Think that you have a good excuse for not completing that SAS users group conference paper, technical article, or SAS Press book chapter? Well, whatever your excuse is, I’ve got a bigger one. Really!
Things at the office are so busy that you need to take work home? I can do better. Kids out of school for the summer and you need to spend more time with them? Try again. You’ve met that special somebody and your social life has picked up so that you just don’t have the time. Not even close. Traveling out of the country on summer vacation? Good, but I’ve still got you beat!
At about 10:30 on the night of June 29th, a severe thunder storm packing winds of up to 80 miles per hour barreled into the Washington, DC area. We lost power, so I climbed the five steps from the family room, crossed the foyer, went into the kitchen and found the emergency candles and matches. I could hear the rain and all sorts of small branch debris thrashing the house. As I got the second candle lit, the whole house shook as a 100-plus-foot oak tree fell completely across the back yard, through the roof from the plate glass window at the back of my living room, across the living room, across the foyer and projected forty feet into the front yard. It cut the house in half and missed me by eight (8!) feet. Some of the large branches crushed the two bathrooms in the top floor of my split level, and destroyed two of the four bedrooms. Other branches decapitated the furnace and hot water heater and punched a hole in the living room wall into the laundry room.

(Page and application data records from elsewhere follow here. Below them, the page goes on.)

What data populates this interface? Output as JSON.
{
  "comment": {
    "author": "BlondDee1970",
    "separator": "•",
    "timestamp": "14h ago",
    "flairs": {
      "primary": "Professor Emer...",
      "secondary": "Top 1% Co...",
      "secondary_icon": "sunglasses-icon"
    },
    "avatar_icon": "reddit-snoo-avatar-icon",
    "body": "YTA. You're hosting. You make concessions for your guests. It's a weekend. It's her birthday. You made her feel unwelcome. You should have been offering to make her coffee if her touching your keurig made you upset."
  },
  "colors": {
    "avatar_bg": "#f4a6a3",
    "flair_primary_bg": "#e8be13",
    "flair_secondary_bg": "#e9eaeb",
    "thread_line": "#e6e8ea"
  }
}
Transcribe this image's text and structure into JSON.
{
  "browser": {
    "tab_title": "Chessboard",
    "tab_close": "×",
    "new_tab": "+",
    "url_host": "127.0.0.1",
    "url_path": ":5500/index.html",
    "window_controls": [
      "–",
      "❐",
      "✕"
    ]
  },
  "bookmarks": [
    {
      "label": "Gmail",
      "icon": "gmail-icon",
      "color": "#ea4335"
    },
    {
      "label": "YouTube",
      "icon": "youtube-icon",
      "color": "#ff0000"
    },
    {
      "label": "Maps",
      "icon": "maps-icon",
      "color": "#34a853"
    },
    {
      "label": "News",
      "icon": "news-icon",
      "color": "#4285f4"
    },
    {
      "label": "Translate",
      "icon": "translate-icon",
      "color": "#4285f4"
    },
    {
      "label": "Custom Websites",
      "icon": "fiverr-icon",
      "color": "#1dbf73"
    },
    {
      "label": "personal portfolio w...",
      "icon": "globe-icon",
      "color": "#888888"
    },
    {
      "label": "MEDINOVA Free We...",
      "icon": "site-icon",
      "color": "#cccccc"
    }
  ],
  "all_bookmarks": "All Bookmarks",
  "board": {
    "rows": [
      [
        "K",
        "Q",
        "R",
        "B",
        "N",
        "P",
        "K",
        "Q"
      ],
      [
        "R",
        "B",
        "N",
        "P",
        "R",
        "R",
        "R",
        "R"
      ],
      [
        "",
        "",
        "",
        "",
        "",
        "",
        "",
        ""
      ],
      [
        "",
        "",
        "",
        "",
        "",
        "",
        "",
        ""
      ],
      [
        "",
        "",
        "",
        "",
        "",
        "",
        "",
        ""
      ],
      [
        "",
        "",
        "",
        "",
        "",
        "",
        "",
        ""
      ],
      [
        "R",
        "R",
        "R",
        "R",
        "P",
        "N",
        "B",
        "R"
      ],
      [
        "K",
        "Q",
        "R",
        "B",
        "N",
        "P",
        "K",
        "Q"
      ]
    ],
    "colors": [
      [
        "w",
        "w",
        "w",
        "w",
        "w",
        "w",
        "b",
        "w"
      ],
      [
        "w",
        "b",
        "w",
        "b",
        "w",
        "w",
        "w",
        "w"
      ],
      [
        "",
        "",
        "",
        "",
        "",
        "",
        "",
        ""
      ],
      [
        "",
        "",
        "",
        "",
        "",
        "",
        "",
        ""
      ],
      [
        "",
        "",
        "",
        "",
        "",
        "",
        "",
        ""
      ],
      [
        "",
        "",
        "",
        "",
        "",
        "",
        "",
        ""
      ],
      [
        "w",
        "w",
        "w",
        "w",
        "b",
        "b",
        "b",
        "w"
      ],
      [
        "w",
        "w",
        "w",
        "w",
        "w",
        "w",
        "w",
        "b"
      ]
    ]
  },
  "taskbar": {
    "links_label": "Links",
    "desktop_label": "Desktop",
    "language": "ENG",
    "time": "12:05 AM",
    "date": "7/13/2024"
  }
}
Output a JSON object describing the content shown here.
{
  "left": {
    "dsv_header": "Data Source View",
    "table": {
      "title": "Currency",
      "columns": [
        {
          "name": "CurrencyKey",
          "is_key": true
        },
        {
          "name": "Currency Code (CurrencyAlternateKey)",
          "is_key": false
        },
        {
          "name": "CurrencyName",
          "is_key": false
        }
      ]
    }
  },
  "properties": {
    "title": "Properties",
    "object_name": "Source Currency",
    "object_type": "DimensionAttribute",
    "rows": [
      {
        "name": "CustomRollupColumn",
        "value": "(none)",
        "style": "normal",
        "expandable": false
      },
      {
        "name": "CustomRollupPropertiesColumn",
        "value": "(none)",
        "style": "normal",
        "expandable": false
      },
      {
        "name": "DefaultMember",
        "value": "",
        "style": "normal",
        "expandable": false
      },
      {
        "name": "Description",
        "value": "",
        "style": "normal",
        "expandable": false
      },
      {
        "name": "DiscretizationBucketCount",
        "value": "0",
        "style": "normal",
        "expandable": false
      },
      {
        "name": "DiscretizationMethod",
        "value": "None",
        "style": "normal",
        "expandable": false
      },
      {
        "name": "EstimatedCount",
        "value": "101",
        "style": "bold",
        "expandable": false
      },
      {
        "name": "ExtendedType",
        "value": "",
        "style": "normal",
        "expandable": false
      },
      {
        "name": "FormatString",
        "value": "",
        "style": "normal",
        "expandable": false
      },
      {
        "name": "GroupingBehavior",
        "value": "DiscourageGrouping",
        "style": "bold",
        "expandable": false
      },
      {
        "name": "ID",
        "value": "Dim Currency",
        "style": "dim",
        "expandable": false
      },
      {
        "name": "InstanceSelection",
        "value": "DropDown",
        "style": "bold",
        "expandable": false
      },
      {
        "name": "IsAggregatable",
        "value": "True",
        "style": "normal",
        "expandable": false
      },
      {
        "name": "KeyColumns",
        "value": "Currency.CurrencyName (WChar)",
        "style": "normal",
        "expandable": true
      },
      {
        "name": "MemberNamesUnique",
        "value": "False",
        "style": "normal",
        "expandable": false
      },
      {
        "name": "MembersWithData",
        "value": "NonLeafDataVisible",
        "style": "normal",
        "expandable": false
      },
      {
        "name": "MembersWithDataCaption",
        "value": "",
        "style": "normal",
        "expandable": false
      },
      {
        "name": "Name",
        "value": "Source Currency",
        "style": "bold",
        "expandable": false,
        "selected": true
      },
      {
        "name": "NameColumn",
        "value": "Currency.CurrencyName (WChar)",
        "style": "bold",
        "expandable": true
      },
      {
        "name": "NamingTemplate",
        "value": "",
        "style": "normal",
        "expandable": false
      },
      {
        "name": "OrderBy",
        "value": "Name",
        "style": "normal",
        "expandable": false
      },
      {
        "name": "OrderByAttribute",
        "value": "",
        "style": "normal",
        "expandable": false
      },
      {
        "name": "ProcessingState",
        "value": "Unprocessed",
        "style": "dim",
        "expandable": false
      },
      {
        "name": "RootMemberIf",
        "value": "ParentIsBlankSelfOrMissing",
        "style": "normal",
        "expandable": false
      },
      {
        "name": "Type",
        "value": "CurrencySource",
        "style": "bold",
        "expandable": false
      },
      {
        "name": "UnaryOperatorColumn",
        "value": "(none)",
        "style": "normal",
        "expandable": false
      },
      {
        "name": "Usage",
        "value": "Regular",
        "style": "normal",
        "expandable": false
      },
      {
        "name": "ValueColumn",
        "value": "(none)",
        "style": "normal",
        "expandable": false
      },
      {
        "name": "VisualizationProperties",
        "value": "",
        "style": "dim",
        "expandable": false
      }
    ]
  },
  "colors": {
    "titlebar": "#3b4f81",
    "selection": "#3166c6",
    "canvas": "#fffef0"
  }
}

Despite the violence, destruction, and debris—mammoth twisted branches, hanging wires, shredded plywood, severed ceiling joists, jumbles of drywall, and mounds of insulation—nobody was hurt. We kept our heads, gathered important things—car keys, cell phones, and one confused dog—and evacuated to a neighbor’s house 20 minutes later when the storm’s fury finally abated.
Early the next morning, an army of wonderful neighbors descended upon the wreckage to help us salvage important things—clothes, photo albums, treasured books, electronics, etc. One of the things we were able to recover from my upstairs office was the computer containing the original draft-in-progress of my latest SAS Press book. It was unscathed, but covered in a layer of insulation dust. We gingerly unhooked it and passed it over the debris in the hallway, down the wreckage-laden steps, under the great tree trunk in the foyer, and out the side door. Like many of the other possessions, it took up temporary residence in a neighbor’s basement.
The succeeding three weeks were a blur of activity as I worked with the insurance company on the property damage and possession losses, talked to a contractor about rebuilding, searched for a home to rent for the next nine months, had the surviving belongings packed out to be stored in a warehouse, and had the massive tree trunk removed from the house. Tending to those issues and more proved to be rather time consuming.
So, there you have it. I couldn’t work on my new SAS Press book because a tree crushed my house. Can you top that? Oh, I certainly hope not!